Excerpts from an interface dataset
▽
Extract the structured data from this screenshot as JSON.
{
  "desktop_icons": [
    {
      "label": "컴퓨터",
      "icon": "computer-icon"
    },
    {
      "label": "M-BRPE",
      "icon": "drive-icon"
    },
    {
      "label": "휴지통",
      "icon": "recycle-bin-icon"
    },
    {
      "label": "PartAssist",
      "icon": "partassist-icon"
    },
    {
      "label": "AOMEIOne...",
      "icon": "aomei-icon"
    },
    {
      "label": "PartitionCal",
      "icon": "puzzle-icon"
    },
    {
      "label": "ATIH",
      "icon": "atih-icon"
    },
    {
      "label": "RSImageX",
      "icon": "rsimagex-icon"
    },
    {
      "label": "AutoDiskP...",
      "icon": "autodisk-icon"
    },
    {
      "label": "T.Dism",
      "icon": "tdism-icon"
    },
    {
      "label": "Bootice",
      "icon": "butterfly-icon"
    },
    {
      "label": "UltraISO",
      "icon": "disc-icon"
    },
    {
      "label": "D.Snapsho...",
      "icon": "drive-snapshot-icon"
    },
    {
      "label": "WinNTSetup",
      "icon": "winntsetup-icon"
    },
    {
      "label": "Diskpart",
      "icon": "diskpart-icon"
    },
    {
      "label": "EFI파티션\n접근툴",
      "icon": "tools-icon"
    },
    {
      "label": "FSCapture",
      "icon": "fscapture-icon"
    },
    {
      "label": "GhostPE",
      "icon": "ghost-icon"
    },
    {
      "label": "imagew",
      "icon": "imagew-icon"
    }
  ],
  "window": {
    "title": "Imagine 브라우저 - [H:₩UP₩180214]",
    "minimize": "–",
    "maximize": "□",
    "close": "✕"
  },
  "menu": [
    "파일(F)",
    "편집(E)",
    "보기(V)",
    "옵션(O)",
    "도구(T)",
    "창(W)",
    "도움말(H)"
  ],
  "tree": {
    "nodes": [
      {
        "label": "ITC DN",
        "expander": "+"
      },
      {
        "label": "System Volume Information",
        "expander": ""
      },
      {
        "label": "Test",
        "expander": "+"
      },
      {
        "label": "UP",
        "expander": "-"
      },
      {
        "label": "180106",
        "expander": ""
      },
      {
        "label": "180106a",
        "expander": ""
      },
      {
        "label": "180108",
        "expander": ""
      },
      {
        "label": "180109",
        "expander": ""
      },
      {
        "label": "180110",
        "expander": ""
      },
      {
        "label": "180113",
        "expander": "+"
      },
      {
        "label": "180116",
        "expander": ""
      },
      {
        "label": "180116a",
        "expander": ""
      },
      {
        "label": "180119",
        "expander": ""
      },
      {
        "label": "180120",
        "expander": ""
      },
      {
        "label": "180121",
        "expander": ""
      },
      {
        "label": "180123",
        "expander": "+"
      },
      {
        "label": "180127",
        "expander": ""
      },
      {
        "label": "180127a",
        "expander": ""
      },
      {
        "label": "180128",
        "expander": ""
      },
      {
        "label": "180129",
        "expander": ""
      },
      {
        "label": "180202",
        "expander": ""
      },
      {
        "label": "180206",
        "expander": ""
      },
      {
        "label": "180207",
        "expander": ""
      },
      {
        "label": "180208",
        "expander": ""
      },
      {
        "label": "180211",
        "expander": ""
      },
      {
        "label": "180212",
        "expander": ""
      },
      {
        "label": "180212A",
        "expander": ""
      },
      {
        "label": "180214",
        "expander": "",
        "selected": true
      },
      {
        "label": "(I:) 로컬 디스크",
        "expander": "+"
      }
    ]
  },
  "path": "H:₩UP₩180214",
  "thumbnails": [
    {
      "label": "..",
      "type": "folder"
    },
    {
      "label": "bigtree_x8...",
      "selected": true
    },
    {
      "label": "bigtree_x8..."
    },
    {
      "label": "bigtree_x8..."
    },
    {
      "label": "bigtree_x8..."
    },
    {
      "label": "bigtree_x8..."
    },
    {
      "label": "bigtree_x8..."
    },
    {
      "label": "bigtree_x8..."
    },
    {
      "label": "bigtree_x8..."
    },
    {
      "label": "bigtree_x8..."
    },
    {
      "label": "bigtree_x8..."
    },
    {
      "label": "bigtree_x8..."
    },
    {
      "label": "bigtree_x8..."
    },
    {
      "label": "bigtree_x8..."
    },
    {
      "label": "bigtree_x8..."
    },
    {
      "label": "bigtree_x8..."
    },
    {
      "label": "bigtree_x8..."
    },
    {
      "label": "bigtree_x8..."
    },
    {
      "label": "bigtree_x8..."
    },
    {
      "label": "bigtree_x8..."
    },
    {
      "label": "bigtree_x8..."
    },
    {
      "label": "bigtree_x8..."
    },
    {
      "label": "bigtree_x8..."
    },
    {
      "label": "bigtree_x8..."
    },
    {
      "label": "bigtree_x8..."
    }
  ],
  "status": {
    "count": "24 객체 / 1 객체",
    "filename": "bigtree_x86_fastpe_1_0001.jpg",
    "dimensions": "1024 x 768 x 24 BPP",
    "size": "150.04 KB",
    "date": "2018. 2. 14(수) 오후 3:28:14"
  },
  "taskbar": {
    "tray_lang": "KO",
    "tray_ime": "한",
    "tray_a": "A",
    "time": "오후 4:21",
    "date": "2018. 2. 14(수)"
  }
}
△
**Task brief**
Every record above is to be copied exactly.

**Solution to the exercise**
Extract the structured data from this screenshot as JSON.
{
  "desktop_icons": [
    {
      "label": "컴퓨터",
      "icon": "computer-icon"
    },
    {
      "label": "M-BRPE",
      "icon": "drive-icon"
    },
    {
      "label": "휴지통",
      "icon": "recycle-bin-icon"
    },
    {
      "label": "PartAssist",
      "icon": "partassist-icon"
    },
    {
      "label": "AOMEIOne...",
      "icon": "aomei-icon"
    },
    {
      "label": "PartitionCal",
      "icon": "puzzle-icon"
    },
    {
      "label": "ATIH",
      "icon": "atih-icon"
    },
    {
      "label": "RSImageX",
      "icon": "rsimagex-icon"
    },
    {
      "label": "AutoDiskP...",
      "icon": "autodisk-icon"
    },
    {
      "label": "T.Dism",
      "icon": "tdism-icon"
    },
    {
      "label": "Bootice",
      "icon": "butterfly-icon"
    },
    {
      "label": "UltraISO",
      "icon": "disc-icon"
    },
    {
      "label": "D.Snapsho...",
      "icon": "drive-snapshot-icon"
    },
    {
      "label": "WinNTSetup",
      "icon": "winntsetup-icon"
    },
    {
      "label": "Diskpart",
      "icon": "diskpart-icon"
    },
    {
      "label": "EFI파티션\n접근툴",
      "icon": "tools-icon"
    },
    {
      "label": "FSCapture",
      "icon": "fscapture-icon"
    },
    {
      "label": "GhostPE",
      "icon": "ghost-icon"
    },
    {
      "label": "imagew",
      "icon": "imagew-icon"
    }
  ],
  "window": {
    "title": "Imagine 브라우저 - [H:₩UP₩180214]",
    "minimize": "–",
    "maximize": "□",
    "close": "✕"
  },
  "menu": [
    "파일(F)",
    "편집(E)",
    "보기(V)",
    "옵션(O)",
    "도구(T)",
    "창(W)",
    "도움말(H)"
  ],
  "tree": {
    "nodes": [
      {
        "label": "ITC DN",
        "expander": "+"
      },
      {
        "label": "System Volume Information",
        "expander": ""
      },
      {
        "label": "Test",
        "expander": "+"
      },
      {
        "label": "UP",
        "expander": "-"
      },
      {
        "label": "180106",
        "expander": ""
      },
      {
        "label": "180106a",
        "expander": ""
      },
      {
        "label": "180108",
        "expander": ""
      },
      {
        "label": "180109",
        "expander": ""
      },
      {
        "label": "180110",
        "expander": ""
      },
      {
        "label": "180113",
        "expander": "+"
      },
      {
        "label": "180116",
        "expander": ""
      },
      {
        "label": "180116a",
        "expander": ""
      },
      {
        "label": "180119",
        "expander": ""
      },
      {
        "label": "180120",
        "expander": ""
      },
      {
        "label": "180121",
        "expander": ""
      },
      {
        "label": "180123",
        "expander": "+"
      },
      {
        "label": "180127",
        "expander": ""
      },
      {
        "label": "180127a",
        "expander": ""
      },
      {
        "label": "180128",
        "expander": ""
      },
      {
        "label": "180129",
        "expander": ""
      },
      {
        "label": "180202",
        "expander": ""
      },
      {
        "label": "180206",
        "expander": ""
      },
      {
        "label": "180207",
        "expander": ""
      },
      {
        "label": "180208",
        "expander": ""
      },
      {
        "label": "180211",
        "expander": ""
      },
      {
        "label": "180212",
        "expander": ""
      },
      {
        "label": "180212A",
        "expander": ""
      },
      {
        "label": "180214",
        "expander": "",
        "selected": true
      },
      {
        "label": "(I:) 로컬 디스크",
        "expander": "+"
      }
    ]
  },
  "path": "H:₩UP₩180214",
  "thumbnails": [
    {
      "label": "..",
      "type": "folder"
    },
    {
      "label": "bigtree_x8...",
      "selected": true
    },
    {
      "label": "bigtree_x8..."
    },
    {
      "label": "bigtree_x8..."
    },
    {
      "label": "bigtree_x8..."
    },
    {
      "label": "bigtree_x8..."
    },
    {
      "label": "bigtree_x8..."
    },
    {
      "label": "bigtree_x8..."
    },
    {
      "label": "bigtree_x8..."
    },
    {
      "label": "bigtree_x8..."
    },
    {
      "label": "bigtree_x8..."
    },
    {
      "label": "bigtree_x8..."
    },
    {
      "label": "bigtree_x8..."
    },
    {
      "label": "bigtree_x8..."
    },
    {
      "label": "bigtree_x8..."
    },
    {
      "label": "bigtree_x8..."
    },
    {
      "label": "bigtree_x8..."
    },
    {
      "label": "bigtree_x8..."
    },
    {
      "label": "bigtree_x8..."
    },
    {
      "label": "bigtree_x8..."
    },
    {
      "label": "bigtree_x8..."
    },
    {
      "label": "bigtree_x8..."
    },
    {
      "label": "bigtree_x8..."
    },
    {
      "label": "bigtree_x8..."
    },
    {
      "label": "bigtree_x8..."
    }
  ],
  "status": {
    "count": "24 객체 / 1 객체",
    "filename": "bigtree_x86_fastpe_1_0001.jpg",
    "dimensions": "1024 x 768 x 24 BPP",
    "size": "150.04 KB",
    "date": "2018. 2. 14(수) 오후 3:28:14"
  },
  "taskbar": {
    "tray_lang": "KO",
    "tray_ime": "한",
    "tray_a": "A",
    "time": "오후 4:21",
    "date": "2018. 2. 14(수)"
  }
}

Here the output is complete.